### Exercise instructions
Only the lines from the line containing "What data populates" to the end of the entries, both included, belong in your answer, and each must match exactly.

### Records for this exercise
+ + + + +
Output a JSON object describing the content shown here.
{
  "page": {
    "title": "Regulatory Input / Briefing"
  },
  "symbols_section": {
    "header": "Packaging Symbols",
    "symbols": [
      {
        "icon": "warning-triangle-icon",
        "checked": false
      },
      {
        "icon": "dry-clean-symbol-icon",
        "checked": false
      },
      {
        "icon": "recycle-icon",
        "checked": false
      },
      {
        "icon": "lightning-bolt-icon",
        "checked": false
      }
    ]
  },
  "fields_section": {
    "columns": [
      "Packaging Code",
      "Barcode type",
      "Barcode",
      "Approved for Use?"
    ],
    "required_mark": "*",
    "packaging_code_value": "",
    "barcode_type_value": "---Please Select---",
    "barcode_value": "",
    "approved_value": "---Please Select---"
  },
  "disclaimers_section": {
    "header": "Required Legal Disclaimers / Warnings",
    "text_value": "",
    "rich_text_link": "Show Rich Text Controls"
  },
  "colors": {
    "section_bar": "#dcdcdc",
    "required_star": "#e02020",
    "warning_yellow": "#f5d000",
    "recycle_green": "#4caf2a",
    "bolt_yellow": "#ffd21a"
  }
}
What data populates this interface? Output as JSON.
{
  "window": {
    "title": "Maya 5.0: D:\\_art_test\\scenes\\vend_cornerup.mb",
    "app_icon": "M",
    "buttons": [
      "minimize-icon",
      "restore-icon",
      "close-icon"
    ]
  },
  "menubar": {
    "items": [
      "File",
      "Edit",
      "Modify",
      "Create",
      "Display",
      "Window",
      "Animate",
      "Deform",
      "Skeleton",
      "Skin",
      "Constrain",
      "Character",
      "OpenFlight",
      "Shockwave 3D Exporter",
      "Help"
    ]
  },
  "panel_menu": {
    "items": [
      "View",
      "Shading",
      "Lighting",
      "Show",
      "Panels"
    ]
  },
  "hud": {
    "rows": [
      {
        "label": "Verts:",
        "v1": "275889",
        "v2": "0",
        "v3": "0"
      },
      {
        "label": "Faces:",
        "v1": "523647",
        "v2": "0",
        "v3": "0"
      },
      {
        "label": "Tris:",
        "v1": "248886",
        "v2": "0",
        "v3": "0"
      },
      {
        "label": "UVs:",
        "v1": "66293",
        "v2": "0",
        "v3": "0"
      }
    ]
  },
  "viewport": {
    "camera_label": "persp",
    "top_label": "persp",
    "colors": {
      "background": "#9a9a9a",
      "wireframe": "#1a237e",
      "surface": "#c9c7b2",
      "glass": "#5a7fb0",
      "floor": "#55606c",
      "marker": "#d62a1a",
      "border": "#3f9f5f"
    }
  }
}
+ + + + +
### Answer section
What data populates this interface? Output as JSON.
{
  "window": {
    "title": "Maya 5.0: D:\\_art_test\\scenes\\vend_cornerup.mb",
    "app_icon": "M",
    "buttons": [
      "minimize-icon",
      "restore-icon",
      "close-icon"
    ]
  },
  "menubar": {
    "items": [
      "File",
      "Edit",
      "Modify",
      "Create",
      "Display",
      "Window",
      "Animate",
      "Deform",
      "Skeleton",
      "Skin",
      "Constrain",
      "Character",
      "OpenFlight",
      "Shockwave 3D Exporter",
      "Help"
    ]
  },
  "panel_menu": {
    "items": [
      "View",
      "Shading",
      "Lighting",
      "Show",
      "Panels"
    ]
  },
  "hud": {
    "rows": [
      {
        "label": "Verts:",
        "v1": "275889",
        "v2": "0",
        "v3": "0"
      },
      {
        "label": "Faces:",
        "v1": "523647",
        "v2": "0",
        "v3": "0"
      },
      {
        "label": "Tris:",
        "v1": "248886",
        "v2": "0",
        "v3": "0"
      },
      {
        "label": "UVs:",
        "v1": "66293",
        "v2": "0",
        "v3": "0"
      }
    ]
  },
  "viewport": {
    "camera_label": "persp",
    "top_label": "persp",
    "colors": {
      "background": "#9a9a9a",
      "wireframe": "#1a237e",
      "surface": "#c9c7b2",
      "glass": "#5a7fb0",
      "floor": "#55606c",
      "marker": "#d62a1a",
      "border": "#3f9f5f"
    }
  }
}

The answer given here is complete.